■ **Extracted material**:
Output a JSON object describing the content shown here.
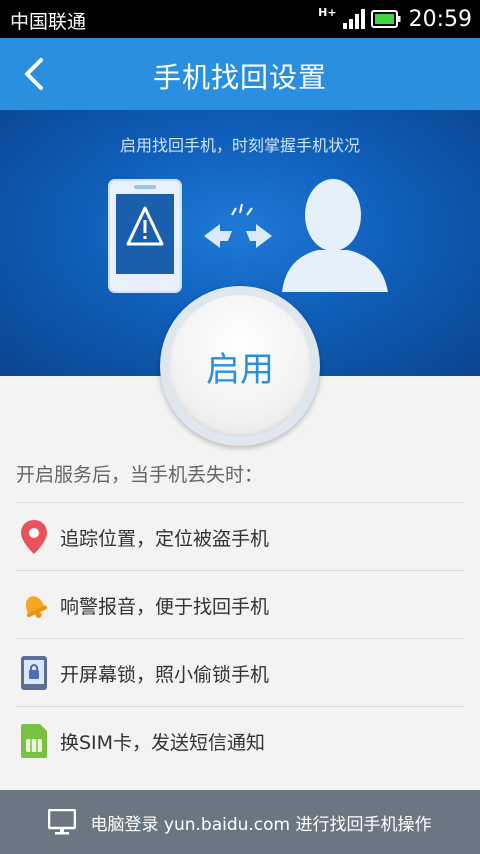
{
  "status_bar": {
    "carrier": "中国联通",
    "network_type": "H+",
    "time": "20:59",
    "battery_color": "#3ed63e"
  },
  "header": {
    "title": "手机找回设置",
    "back_icon": "chevron-left-icon",
    "background_color": "#2b8fe0"
  },
  "banner": {
    "caption": "启用找回手机，时刻掌握手机状况"
  },
  "enable_button": {
    "label": "启用"
  },
  "intro": "开启服务后，当手机丢失时：",
  "features": [
    {
      "icon": "location-pin-icon",
      "text": "追踪位置，定位被盗手机",
      "color": "#e8525a"
    },
    {
      "icon": "alarm-bell-icon",
      "text": "响警报音，便于找回手机",
      "color": "#f5a623"
    },
    {
      "icon": "screen-lock-icon",
      "text": "开屏幕锁，照小偷锁手机",
      "color": "#4f6fb5"
    },
    {
      "icon": "sim-card-icon",
      "text": "换SIM卡，发送短信通知",
      "color": "#7ac142"
    }
  ],
  "footer": {
    "icon": "monitor-icon",
    "text": "电脑登录 yun.baidu.com 进行找回手机操作"
  }
}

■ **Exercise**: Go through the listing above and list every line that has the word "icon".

■ **Result of the task**:
    "back_icon": "chevron-left-icon",
      "icon": "location-pin-icon",
      "icon": "alarm-bell-icon",
      "icon": "screen-lock-icon",
      "icon": "sim-card-icon",
    "icon": "monitor-icon",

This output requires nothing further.